Now the poster boy for spousal abuse, Ike started to fight his way back. He reconstituted the Kings of Rhythm and came out with a book, Taking Back My Name ("Sure, I've slapped Tina. … We had fights and there have been times when I punched her without thinking. … But I never beat her. … I did no more to Tina than I would mind somebody doing to my mother in the same circumstances."). Obviously, there was something Ike just didn't get about the whole hitting problem. In his comeback shows, he had a series of surrogate Tinas come out in Tina-type outfits and sing Tina's songs. It seemed like he still couldn't figure out why she was gone. And yet he soldiered on, releasing two respectable albums, the second of which, Risin' With the Blues, won a Grammy just last year.
How did Ike make out with the Crossroads Devil? We'll never know. Faust, in Goethe's version, does horrible things, especially in regard to his honey, Gretchen.

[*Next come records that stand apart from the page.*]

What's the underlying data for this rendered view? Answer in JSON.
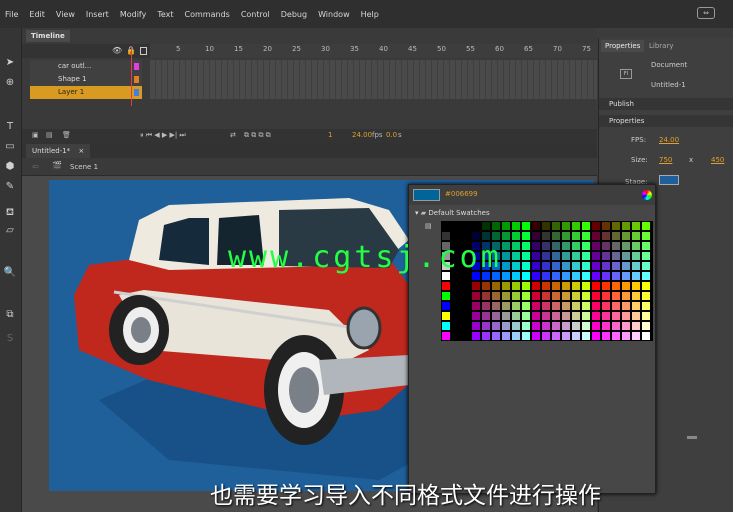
{
  "menu": [
    "File",
    "Edit",
    "View",
    "Insert",
    "Modify",
    "Text",
    "Commands",
    "Control",
    "Debug",
    "Window",
    "Help"
  ],
  "timeline": {
    "tab": "Timeline",
    "ruler": [
      "5",
      "10",
      "15",
      "20",
      "25",
      "30",
      "35",
      "40",
      "45",
      "50",
      "55",
      "60",
      "65",
      "70",
      "75"
    ],
    "layers": [
      {
        "name": "car outl...",
        "color": "#e040e0",
        "active": false
      },
      {
        "name": "Shape 1",
        "color": "#e08020",
        "active": false
      },
      {
        "name": "Layer 1",
        "color": "#4080e0",
        "active": true
      }
    ],
    "frame": "1",
    "fps": "24.00",
    "fps_unit": "fps",
    "time": "0.0",
    "time_unit": "s"
  },
  "document": {
    "tab": "Untitled-1*",
    "close": "×",
    "scene": "Scene 1"
  },
  "properties": {
    "tabs": [
      "Properties",
      "Library"
    ],
    "doc_label": "Document",
    "doc_name": "Untitled-1",
    "publish": "Publish",
    "section": "Properties",
    "fps_label": "FPS:",
    "fps_value": "24.00",
    "size_label": "Size:",
    "width": "750",
    "x": "x",
    "height": "450",
    "stage_label": "Stage:",
    "stage_color": "#1f5f9a"
  },
  "swatches": {
    "hex": "#006699",
    "group": "Default Swatches",
    "current_color": "#006699"
  },
  "watermark": "www.cgtsj.com",
  "subtitle": "也需要学习导入不同格式文件进行操作"
}
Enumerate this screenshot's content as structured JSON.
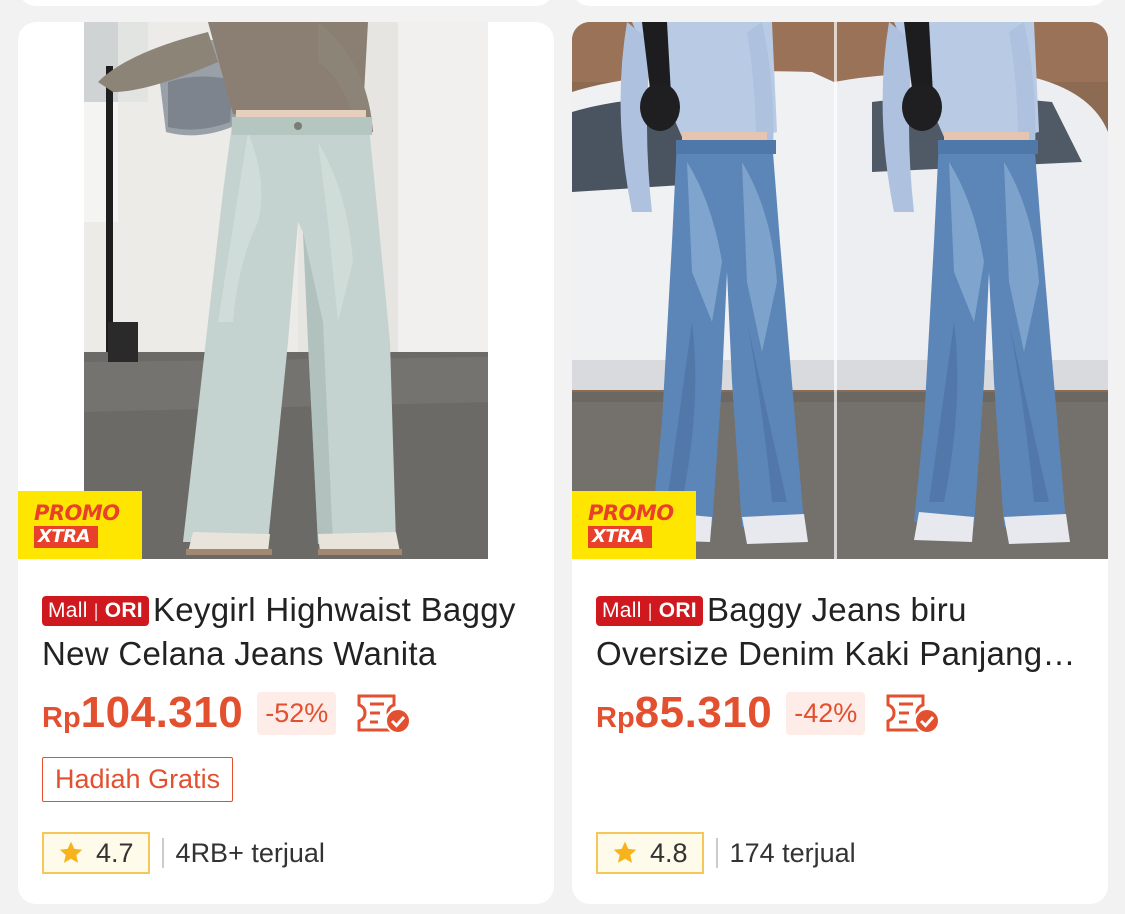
{
  "products": [
    {
      "promo_line1": "PROMO",
      "promo_line2": "XTRA",
      "mall_label": "Mall",
      "ori_label": "ORI",
      "title": "Keygirl Highwaist Baggy New Celana Jeans Wanita",
      "currency": "Rp",
      "price": "104.310",
      "discount": "-52%",
      "gift": "Hadiah Gratis",
      "rating": "4.7",
      "sold": "4RB+ terjual",
      "image": "light-wash-wide-leg-jeans-photo"
    },
    {
      "promo_line1": "PROMO",
      "promo_line2": "XTRA",
      "mall_label": "Mall",
      "ori_label": "ORI",
      "title": "Baggy Jeans biru Oversize Denim Kaki Panjang Wanita",
      "currency": "Rp",
      "price": "85.310",
      "discount": "-42%",
      "gift": "",
      "rating": "4.8",
      "sold": "174 terjual",
      "image": "blue-baggy-jeans-photo"
    }
  ],
  "colors": {
    "accent": "#e2502f",
    "mall_red": "#d0191f",
    "promo_yellow": "#ffe600",
    "rating_border": "#f5c65a",
    "page_bg": "#f2f2f2"
  },
  "icons": [
    "star-icon",
    "voucher-check-icon"
  ]
}
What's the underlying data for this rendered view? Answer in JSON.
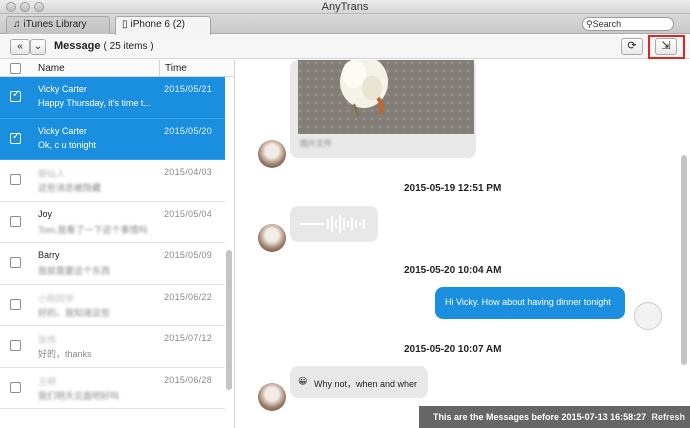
{
  "window": {
    "title": "AnyTrans"
  },
  "tabs": [
    {
      "label": "iTunes Library",
      "icon": "music-note-icon"
    },
    {
      "label": "iPhone 6 (2)",
      "icon": "phone-icon"
    }
  ],
  "search": {
    "placeholder": "Search"
  },
  "toolbar": {
    "title": "Message",
    "count": "( 25 items )"
  },
  "list": {
    "columns": {
      "name": "Name",
      "time": "Time"
    },
    "rows": [
      {
        "name": "Vicky Carter",
        "preview": "Happy Thursday, it's time t...",
        "time": "2015/05/21",
        "selected": true
      },
      {
        "name": "Vicky Carter",
        "preview": "Ok, c u tonight",
        "time": "2015/05/20",
        "selected": true
      },
      {
        "name": "朝仙人",
        "preview": "这些消息被隐藏",
        "time": "2015/04/03",
        "selected": false
      },
      {
        "name": "Joy",
        "preview": "Tom,我看了一下这个事情吗",
        "time": "2015/05/04",
        "selected": false
      },
      {
        "name": "Barry",
        "preview": "我就需要这个东西",
        "time": "2015/05/09",
        "selected": false
      },
      {
        "name": "小刚同学",
        "preview": "好的，我知道这些",
        "time": "2015/06/22",
        "selected": false
      },
      {
        "name": "张伟",
        "preview": "好的，thanks",
        "time": "2015/07/12",
        "selected": false
      },
      {
        "name": "王明",
        "preview": "我们明天见面吧好吗",
        "time": "2015/06/28",
        "selected": false
      }
    ],
    "blurred_text_note": ""
  },
  "chat": {
    "image_caption": "图片文件",
    "timestamps": [
      "2015-05-19 12:51 PM",
      "2015-05-20 10:04 AM",
      "2015-05-20 10:07 AM"
    ],
    "outgoing": "Hi Vicky. How about having dinner tonight",
    "incoming_last": "Why not，when and wher",
    "incoming_last_emoji": "😀"
  },
  "bottom_bar": {
    "message": "This are the Messages before 2015-07-13 16:58:27",
    "refresh": "Refresh"
  },
  "colors": {
    "selection": "#1a8fe0",
    "highlight": "#e0261c"
  }
}
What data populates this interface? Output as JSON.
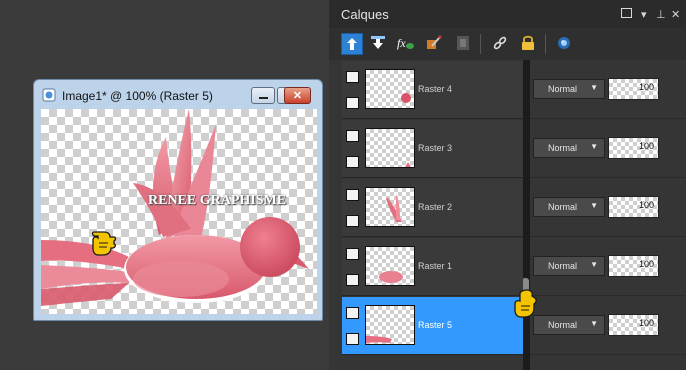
{
  "image_window": {
    "title": "Image1* @ 100% (Raster 5)",
    "watermark": "RENEE GRAPHISME",
    "buttons": [
      {
        "name": "minimize",
        "icon": "minimize-icon"
      },
      {
        "name": "maximize",
        "icon": "maximize-icon"
      },
      {
        "name": "close",
        "icon": "close-icon"
      }
    ]
  },
  "layers_panel": {
    "title": "Calques",
    "header_icons": [
      "window-icon",
      "dropdown-icon",
      "pin-icon",
      "close-icon"
    ],
    "toolbar": [
      "move-layer-up-icon",
      "move-layer-down-icon",
      "layer-effects-icon",
      "brush-icon",
      "mask-icon",
      "link-icon",
      "lock-icon",
      "visibility-icon"
    ],
    "layers": [
      {
        "name": "Raster 4",
        "blend": "Normal",
        "opacity": "100",
        "selected": false
      },
      {
        "name": "Raster 3",
        "blend": "Normal",
        "opacity": "100",
        "selected": false
      },
      {
        "name": "Raster 2",
        "blend": "Normal",
        "opacity": "100",
        "selected": false
      },
      {
        "name": "Raster 1",
        "blend": "Normal",
        "opacity": "100",
        "selected": false
      },
      {
        "name": "Raster 5",
        "blend": "Normal",
        "opacity": "100",
        "selected": true
      }
    ]
  },
  "colors": {
    "accent": "#3399ff",
    "bird_pink": "#e56f80",
    "bird_dark": "#c9505f",
    "pointer_yellow": "#f5c400"
  }
}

At the end, he's about to be thrown into the yawning jaws of hell when a posse of angels comes to the rescue, singing:
"He's escaped, this noble member
Of the spirit world, from evil
Whoever strives in his endeavor,
We can rescue from the devil.
And if he has Love within,
Granted from above,
The sacred crowd will meet him
With welcome, and with love."
I'd like to think Ike's version came out the same.